“Nothing’s simple at all”
Acoustic Overtures is the debut album from writer/composer Dougal Irvine, one of the group of up-and-coming musical theatre composers with address books full of West End stars that we’re blessed with at the moment, featuring a selection of his songs recorded by a bunch of familiar faces. Irvine’s show Departure Lounge played at the Waterloo East theatre last year, but this CD wisely steers clear thereof (the soundtrack for that show has already been released anyway) and focuses on new material, including new shows which have been developed through the Perfect Pitch development scheme.

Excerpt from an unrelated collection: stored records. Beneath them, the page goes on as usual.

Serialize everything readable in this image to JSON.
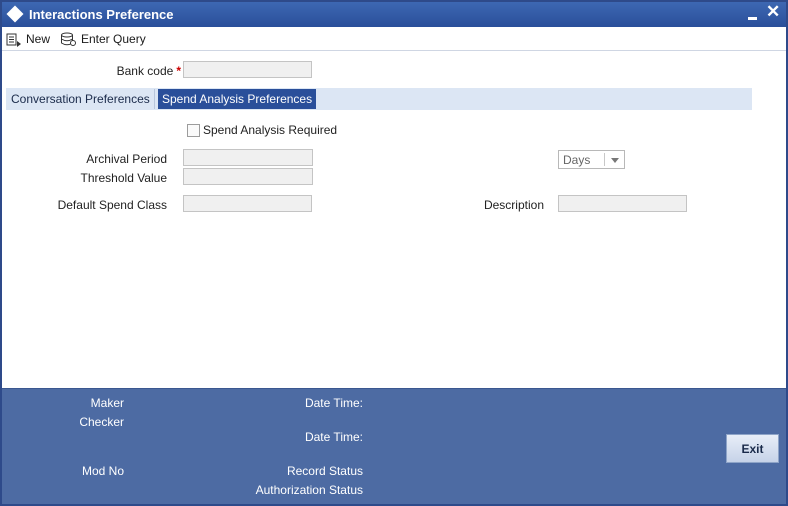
{
  "window": {
    "title": "Interactions Preference"
  },
  "toolbar": {
    "new_label": "New",
    "enter_query_label": "Enter Query"
  },
  "form": {
    "bank_code_label": "Bank code",
    "required_mark": "*",
    "bank_code_value": ""
  },
  "tabs": [
    {
      "label": "Conversation Preferences",
      "active": false
    },
    {
      "label": "Spend Analysis Preferences",
      "active": true
    }
  ],
  "spend": {
    "required_label": "Spend Analysis Required",
    "required_checked": false,
    "archival_period_label": "Archival Period",
    "archival_period_value": "",
    "archival_unit": "Days",
    "threshold_label": "Threshold Value",
    "threshold_value": "",
    "default_class_label": "Default Spend Class",
    "default_class_value": "",
    "description_label": "Description",
    "description_value": ""
  },
  "footer": {
    "maker_label": "Maker",
    "checker_label": "Checker",
    "mod_no_label": "Mod No",
    "date_time_label_1": "Date Time:",
    "date_time_label_2": "Date Time:",
    "record_status_label": "Record Status",
    "authorization_status_label": "Authorization Status",
    "exit_label": "Exit"
  },
  "colors": {
    "titlebar": "#2a4f9a",
    "active_tab": "#2a4f9a",
    "tab_strip": "#dce6f4",
    "footer": "#4d6ba3",
    "required": "#cc0000"
  }
}
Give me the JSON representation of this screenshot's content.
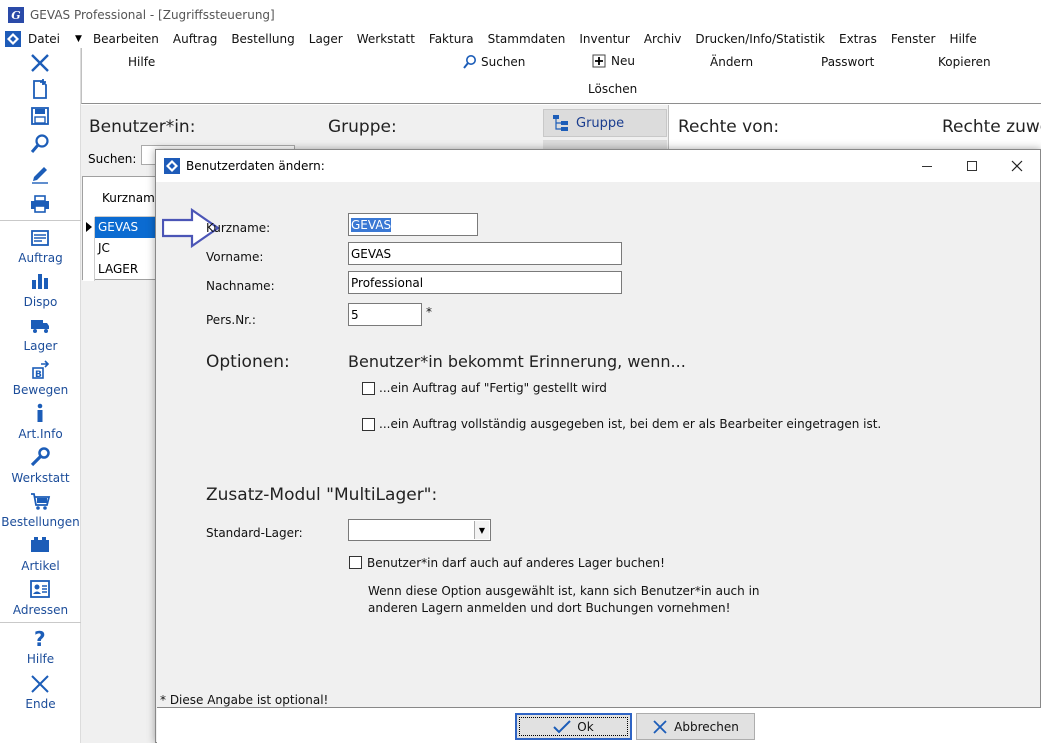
{
  "window": {
    "title": "GEVAS Professional - [Zugriffssteuerung]",
    "app_icon_letter": "G"
  },
  "menubar": {
    "items": [
      "Datei",
      "Bearbeiten",
      "Auftrag",
      "Bestellung",
      "Lager",
      "Werkstatt",
      "Faktura",
      "Stammdaten",
      "Inventur",
      "Archiv",
      "Drucken/Info/Statistik",
      "Extras",
      "Fenster",
      "Hilfe"
    ]
  },
  "sidebar": {
    "items": [
      {
        "label": "Auftrag",
        "icon": "auftrag-icon"
      },
      {
        "label": "Dispo",
        "icon": "dispo-icon"
      },
      {
        "label": "Lager",
        "icon": "lager-icon"
      },
      {
        "label": "Bewegen",
        "icon": "bewegen-icon"
      },
      {
        "label": "Art.Info",
        "icon": "info-icon"
      },
      {
        "label": "Werkstatt",
        "icon": "wrench-icon"
      },
      {
        "label": "Bestellungen",
        "icon": "cart-icon"
      },
      {
        "label": "Artikel",
        "icon": "artikel-icon"
      },
      {
        "label": "Adressen",
        "icon": "address-card-icon"
      },
      {
        "label": "Hilfe",
        "icon": "help-icon"
      },
      {
        "label": "Ende",
        "icon": "close-icon"
      }
    ]
  },
  "toolbar": {
    "hilfe": "Hilfe",
    "suchen": "Suchen",
    "neu": "Neu",
    "aendern": "Ändern",
    "passwort": "Passwort",
    "kopieren": "Kopieren",
    "loeschen": "Löschen"
  },
  "background": {
    "benutzer_head": "Benutzer*in:",
    "gruppe_head": "Gruppe:",
    "gruppe_btn": "Gruppe",
    "rechte_von": "Rechte von:",
    "rechte_zuwe": "Rechte zuwe",
    "suchen_label": "Suchen:",
    "list_header": "Kurzname",
    "users": [
      "GEVAS",
      "JC",
      "LAGER"
    ]
  },
  "dialog": {
    "title": "Benutzerdaten ändern:",
    "fields": {
      "kurzname_label": "Kurzname:",
      "kurzname_value": "GEVAS",
      "vorname_label": "Vorname:",
      "vorname_value": "GEVAS",
      "nachname_label": "Nachname:",
      "nachname_value": "Professional",
      "persnr_label": "Pers.Nr.:",
      "persnr_value": "5",
      "persnr_star": "*"
    },
    "optionen": {
      "heading": "Optionen:",
      "subheading": "Benutzer*in bekommt Erinnerung, wenn...",
      "option1": "...ein Auftrag auf \"Fertig\" gestellt wird",
      "option2": "...ein Auftrag vollständig ausgegeben ist, bei dem er als Bearbeiter eingetragen ist."
    },
    "multilager": {
      "heading": "Zusatz-Modul \"MultiLager\":",
      "standard_label": "Standard-Lager:",
      "standard_value": "",
      "option": "Benutzer*in darf auch auf anderes Lager buchen!",
      "info_line1": "Wenn diese Option ausgewählt ist, kann sich Benutzer*in auch in",
      "info_line2": "anderen Lagern anmelden und dort Buchungen vornehmen!"
    },
    "footnote": "* Diese Angabe ist optional!",
    "ok_label": "Ok",
    "cancel_label": "Abbrechen"
  },
  "colors": {
    "accent": "#1c5db8",
    "selection": "#0b6bd1",
    "arrow": "#4b55b6"
  }
}
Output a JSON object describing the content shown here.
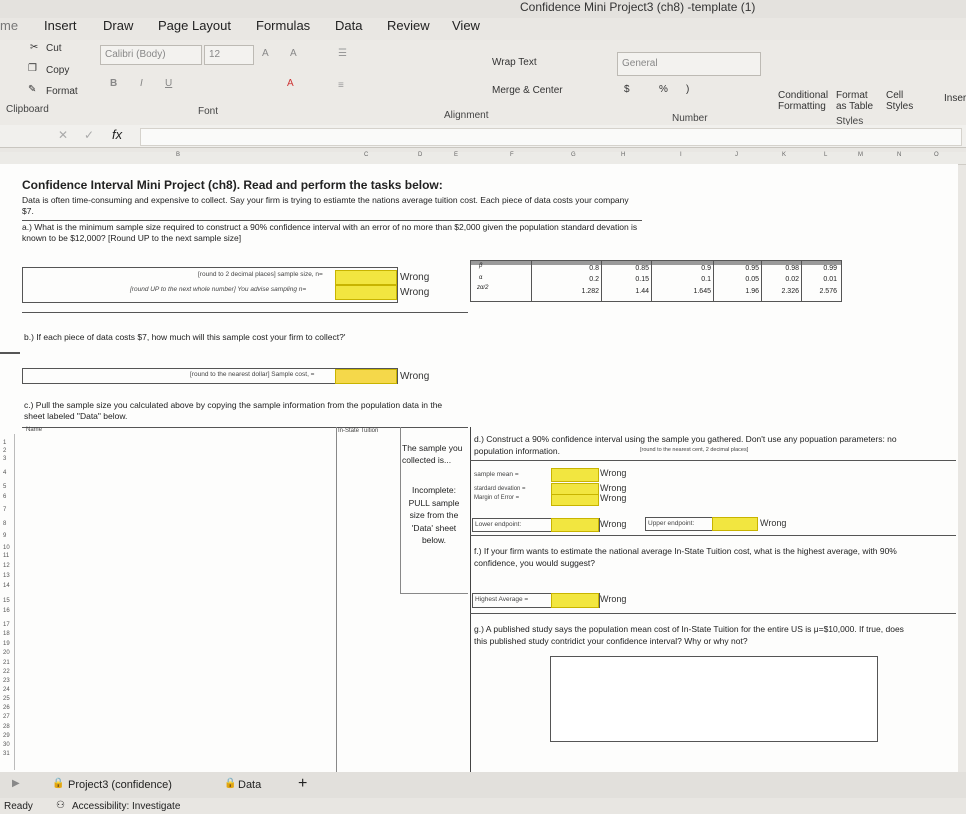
{
  "window": {
    "title": "Confidence Mini Project3 (ch8) -template (1)"
  },
  "ribbon_tabs": [
    "me",
    "Insert",
    "Draw",
    "Page Layout",
    "Formulas",
    "Data",
    "Review",
    "View"
  ],
  "clipboard": {
    "cut": "Cut",
    "copy": "Copy",
    "format": "Format",
    "label": "Clipboard"
  },
  "font": {
    "name": "Calibri (Body)",
    "size": "12",
    "bold": "B",
    "italic": "I",
    "underline": "U",
    "label": "Font",
    "grow": "A",
    "shrink": "A",
    "color_a": "A"
  },
  "alignment": {
    "wrap": "Wrap Text",
    "merge": "Merge & Center",
    "label": "Alignment"
  },
  "number": {
    "format": "General",
    "dollar": "$",
    "percent": "%",
    "comma": ")",
    "label": "Number"
  },
  "styles": {
    "conditional": "Conditional Formatting",
    "format_table": "Format as Table",
    "cell_styles": "Cell Styles",
    "label": "Styles",
    "insert": "Inser"
  },
  "formula_bar": {
    "fx": "fx"
  },
  "columns": [
    "B",
    "C",
    "D",
    "E",
    "F",
    "G",
    "H",
    "I",
    "J",
    "K",
    "L",
    "M",
    "N",
    "O"
  ],
  "project": {
    "heading": "Confidence Interval Mini Project (ch8). Read and perform the tasks below:",
    "intro": "Data is often time-consuming and expensive to collect. Say your firm is trying to estiamte the nations average tuition cost. Each piece of data costs your company $7.",
    "qa": "a.) What is the minimum sample size required to construct a 90% confidence interval with an error of no more than $2,000 given the population standard devation is known to be $12,000? [Round UP to the next sample size]",
    "qa_row1": "[round to 2 decimal places]  sample size, n=",
    "qa_row2": "[round UP to the next whole number]  You advise sampling n=",
    "qb": "b.) If each piece of data costs $7, how much will this sample cost your firm to collect?'",
    "qb_row": "[round to the nearest dollar]  Sample cost, =",
    "qc": "c.) Pull the sample size you calculated above by copying the sample information from the population data in the sheet labeled \"Data\" below.",
    "name_header": "Name",
    "tuition_header": "In-State Tuition",
    "collected": "The sample you collected is...",
    "incomplete": "Incomplete: PULL sample size from the 'Data' sheet below.",
    "qd": "d.) Construct a 90% confidence interval using the sample you gathered. Don't use any popuation parameters: no population information.",
    "qd_note": "[round to the nearest cent, 2 decimal places]",
    "sample_mean": "sample mean =",
    "std_dev": "stardard devation =",
    "margin": "Margin of Error =",
    "lower": "Lower endpoint:",
    "upper": "Upper endpoint:",
    "qf": "f.) If your firm wants to estimate the national average In-State Tuition cost, what is the highest average, with 90% confidence, you would suggest?",
    "highest": "Highest Average =",
    "qg": "g.) A published study says the population mean cost of In-State Tuition for the entire US is μ=$10,000. If true, does this published study contridict your confidence interval? Why or why not?",
    "wrong": "Wrong"
  },
  "z_table": {
    "labels": [
      "β",
      "α",
      "zα/2"
    ],
    "beta": [
      "0.8",
      "0.85",
      "0.9",
      "0.95",
      "0.98",
      "0.99"
    ],
    "alpha": [
      "0.2",
      "0.15",
      "0.1",
      "0.05",
      "0.02",
      "0.01"
    ],
    "z": [
      "1.282",
      "1.44",
      "1.645",
      "1.96",
      "2.326",
      "2.576"
    ]
  },
  "row_numbers": [
    "1",
    "2",
    "3",
    "4",
    "5",
    "6",
    "7",
    "8",
    "9",
    "10",
    "11",
    "12",
    "13",
    "14",
    "15",
    "16",
    "17",
    "18",
    "19",
    "20",
    "21",
    "22",
    "23",
    "24",
    "25",
    "26",
    "27",
    "28",
    "29",
    "30",
    "31"
  ],
  "sheet_tabs": [
    "Project3 (confidence)",
    "Data"
  ],
  "status": {
    "ready": "Ready",
    "accessibility": "Accessibility: Investigate"
  }
}
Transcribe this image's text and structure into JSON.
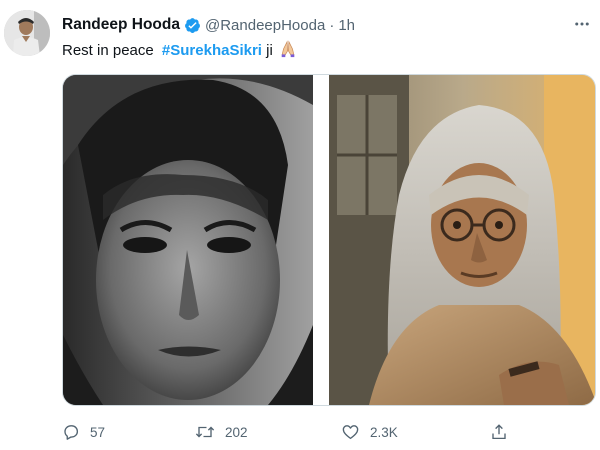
{
  "tweet": {
    "author": {
      "name": "Randeep Hooda",
      "handle": "@RandeepHooda",
      "verified": true,
      "avatar_icon": "avatar-photo"
    },
    "separator": "·",
    "time": "1h",
    "text_prefix": "Rest in peace",
    "hashtag": "#SurekhaSikri",
    "text_suffix": " ji",
    "emoji": "folded-hands",
    "media": [
      {
        "icon": "bw-portrait-photo"
      },
      {
        "icon": "color-film-still-photo"
      }
    ]
  },
  "actions": {
    "reply": {
      "icon": "reply-icon",
      "count": "57"
    },
    "retweet": {
      "icon": "retweet-icon",
      "count": "202"
    },
    "like": {
      "icon": "like-icon",
      "count": "2.3K"
    },
    "share": {
      "icon": "share-icon"
    }
  },
  "colors": {
    "text_primary": "#0f1419",
    "text_secondary": "#536471",
    "accent": "#1d9bf0",
    "border": "#cfd9de"
  }
}
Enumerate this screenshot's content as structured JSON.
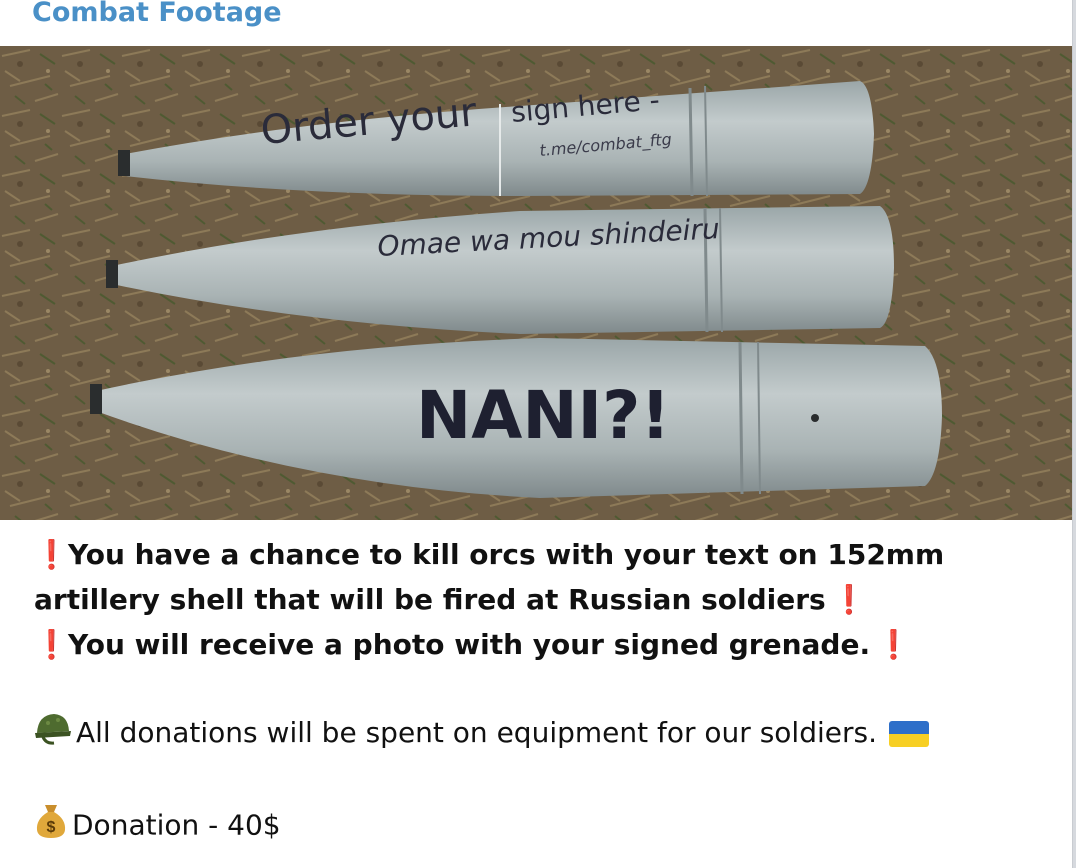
{
  "channel": {
    "name": "Combat Footage"
  },
  "photo": {
    "shell1": {
      "text_a": "Order your",
      "text_b": "sign here -",
      "text_c": "t.me/combat_ftg"
    },
    "shell2": {
      "text": "Omae wa mou shindeiru"
    },
    "shell3": {
      "text": "NANI?!"
    }
  },
  "message": {
    "line1": "You have a chance to kill orcs with your text on 152mm",
    "line2": "artillery shell that will be fired at Russian soldiers",
    "line3": "You will receive a photo with your signed grenade.",
    "line4": "All donations will be spent on equipment for our soldiers.",
    "line5": "Donation - 40$",
    "exclamation": "❗",
    "icons": {
      "warning": "exclamation-icon",
      "helmet": "military-helmet-icon",
      "flag": "ukraine-flag-icon",
      "money": "money-bag-icon"
    }
  },
  "colors": {
    "channel_name": "#4a90c7",
    "exclamation": "#e2231a",
    "flag_blue": "#2e6fc9",
    "flag_yellow": "#f7cf24"
  }
}
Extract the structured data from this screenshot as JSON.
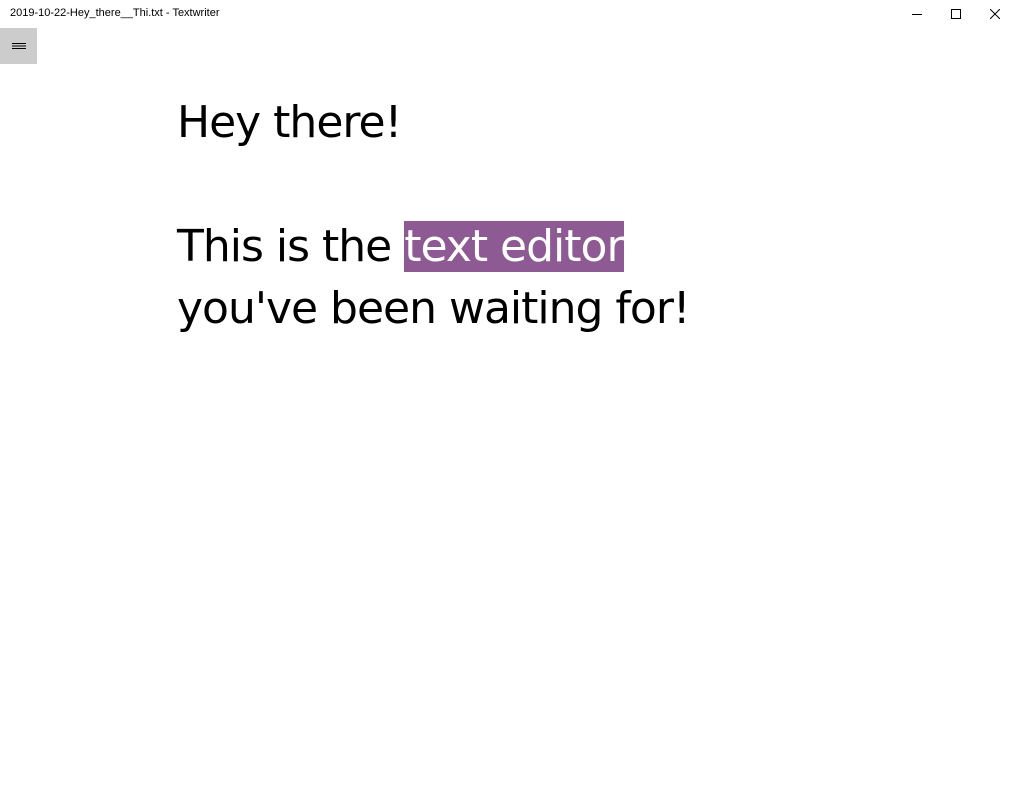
{
  "window": {
    "title": "2019-10-22-Hey_there__Thi.txt - Textwriter",
    "controls": {
      "minimize_icon": "minimize-icon",
      "maximize_icon": "maximize-icon",
      "close_icon": "close-icon"
    }
  },
  "toolbar": {
    "menu_icon": "hamburger-menu-icon"
  },
  "editor": {
    "line1": "Hey there!",
    "line2": "",
    "line3_before_selection": "This is the ",
    "line3_selection": "text editor",
    "line4": "you've been waiting for!"
  },
  "colors": {
    "selection_background": "#8e5a94",
    "selection_text": "#ffffff",
    "menu_button_background": "#cccccc"
  }
}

Irvine came to musical theatre from a rather circuitous route and resultantly comes across as a breath of fresh air, Departure Lounge was accompanied by just two guitars but it doesn’t feel at all like a gimmick but the organic development of this sound. These songs have been more fully orchestrated but there’s still a raw freshness to the voice coming through in most of the songs. I have to say I was a little disappointed with the way the album opens with two jaunty cabaret-type numbers, it’s not that they are bad but rather they don’t feel representative of the musical theatre compositions that make up the bulk of the recording. Ashleigh Gray’s ‘Two Faces’ and Daniel Boys and Cassie McIvor come together well on ‘Silence in the Rain’. Continue reading “CD Review: Acoustic Overtures – The Songs of Dougal Irvine”
“Don’t want to be dependent on a wink, a smile, or kiss.”
At the beginning of the year I unexpectedly caught a fun cabaret Scrapbook Live, showcasing the work of musical theatre writers Robert Archibald and Verity Quade, which I enjoyed considerably even though I hadn’t heard the CD from which much of the material was taken: Scrapbook – The Songs of Robert Archibald and Verity Quade.
Having now downloaded it, I gave it a listen over the last week and in some ways, it is a bit of a double-edged sword having seen the live gig. It gave me that nice sense of recognition with some of the more memorable songs which made it a fascinating listen, but it also reminded me of the energy that accompanied the renditions of the songs and the live accompaniment. I have to say I wasn’t a fan of much of the orchestrations on the CD, it sounds a little bit too processed, too artificial, keyboards instead of pianos but then that’s just what I prefer. Continue reading “Album Review: Scrapbook – The Songs of Robert Archibald and Verity Quade”